In Olen Steinhauer's bestseller The Tourist, reluctant CIA agent Milo Weaver uncovered a conspiracy linking the Chinese government to the highest reaches of the American intelligence community, including his own Department of Tourism---the most clandestine department in the Company. The shocking blowback arrived in the Hammett Award--winning The Nearest Exit when the Department of Tourism was almost completely wiped out as the result of an even more insidious plot.
Following on the heels of these two spectacular novels comes An American Spy, Olen Steinhauer's most stunning thriller yet. With only a handful of "tourists"—CIA-trained assassins—left, Weaver would like to move on and use this as an opportunity to regain a normal life, a life focused on his family. His former boss in the CIA, Alan Drummond, can't let it go. When Alan uses one of Milo's compromised aliases to travel to London and then disappears, calling all kinds of attention to his actions, Milo can't help but go in search of him.
Worse still, it's beginning to look as if Tourism's enemies are gearing up for a final, fatal blow.
With An American Spy, Olen Steinhauer, by far the best espionage writer in a generation, delivers a searing international thriller that will settle once and for all who is pulling the strings and who is being played.
An American Spy is one of The New York Times Notable Books of 2012.

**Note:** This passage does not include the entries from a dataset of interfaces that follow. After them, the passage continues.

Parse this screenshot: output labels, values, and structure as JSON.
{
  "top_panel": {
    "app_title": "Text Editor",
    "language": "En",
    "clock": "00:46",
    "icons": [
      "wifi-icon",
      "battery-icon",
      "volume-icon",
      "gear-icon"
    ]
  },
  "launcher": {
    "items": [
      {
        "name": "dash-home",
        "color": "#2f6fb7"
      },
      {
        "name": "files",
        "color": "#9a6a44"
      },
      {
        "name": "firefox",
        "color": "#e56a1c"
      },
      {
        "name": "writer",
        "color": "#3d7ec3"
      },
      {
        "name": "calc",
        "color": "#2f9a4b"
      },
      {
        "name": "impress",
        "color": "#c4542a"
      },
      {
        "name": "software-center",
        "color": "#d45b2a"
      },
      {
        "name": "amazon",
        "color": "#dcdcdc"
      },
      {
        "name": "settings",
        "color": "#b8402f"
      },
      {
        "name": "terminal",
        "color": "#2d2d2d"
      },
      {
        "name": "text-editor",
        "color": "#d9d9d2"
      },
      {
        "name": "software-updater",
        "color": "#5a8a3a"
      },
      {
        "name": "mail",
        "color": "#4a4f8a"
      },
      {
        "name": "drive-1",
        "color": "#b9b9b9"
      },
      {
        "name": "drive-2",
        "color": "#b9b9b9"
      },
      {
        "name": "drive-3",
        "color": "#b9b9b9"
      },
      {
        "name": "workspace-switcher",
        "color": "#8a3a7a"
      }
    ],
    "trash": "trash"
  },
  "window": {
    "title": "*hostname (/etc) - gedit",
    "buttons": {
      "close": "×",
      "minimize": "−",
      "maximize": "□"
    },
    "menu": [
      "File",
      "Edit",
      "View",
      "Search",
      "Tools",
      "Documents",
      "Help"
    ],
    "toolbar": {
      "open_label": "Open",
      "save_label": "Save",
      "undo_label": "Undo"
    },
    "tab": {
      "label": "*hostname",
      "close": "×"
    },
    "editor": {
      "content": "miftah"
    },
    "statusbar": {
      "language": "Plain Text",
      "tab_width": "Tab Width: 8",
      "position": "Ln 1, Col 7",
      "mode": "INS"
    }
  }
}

Set in 2008, bestseller Steinhauer's excellent if initially convoluted third thriller featuring Milo Weaver (after 2010's The Nearest Exit) finds Weaver no longer a member of the CIA's deeply clandestine Department of Tourism, which was shut down after Chinese spy Xin Zhu, motivated more by personal vengeance than allegiance to his government, orchestrated the assassination of 33 of its agents one by one around the world. When Alan Drummond, Weaver's boss at the now defunct department, disappears from his London hotel, Weaver gets on his trail a matter that becomes much more urgent after Drummond's wife and daughter are kidnapped. Steinhauer is particularly good at articulating contemporary spy craft the mechanics of surveillance and intelligence in the digital age and the depth of paranoia endemic to the trade. In addition, his ability to create characters with genuine emotions and conflicts, coupled with an insightful and often poetic writing style, set him apart in the world of espionage fiction. 125,000 first printing.
Up to Steinhauer's Standard
Good writer, good book. Probably not what he'll be best remembered for, but it's a worthy addition to the Milo Weaver series with plenty of twists and turns, plausible plotting, believable characters, and a mature world-view.
Just buy it
Don't be put off by all the Chinese names
Loved The Tourist and The Nearest Exit but I put off reading this one for a long time because several reviews pointed out that there are lots of characters with hard-to-remember names. This is a feature I ordinarily don't care for. I just gave up trying to remember all the Chinese names and found I could hold onto a decent sense of the story and, by the last half, it didn't seem to matter. This wasn't as good as the first two in the trilogy, but it was a welcome read.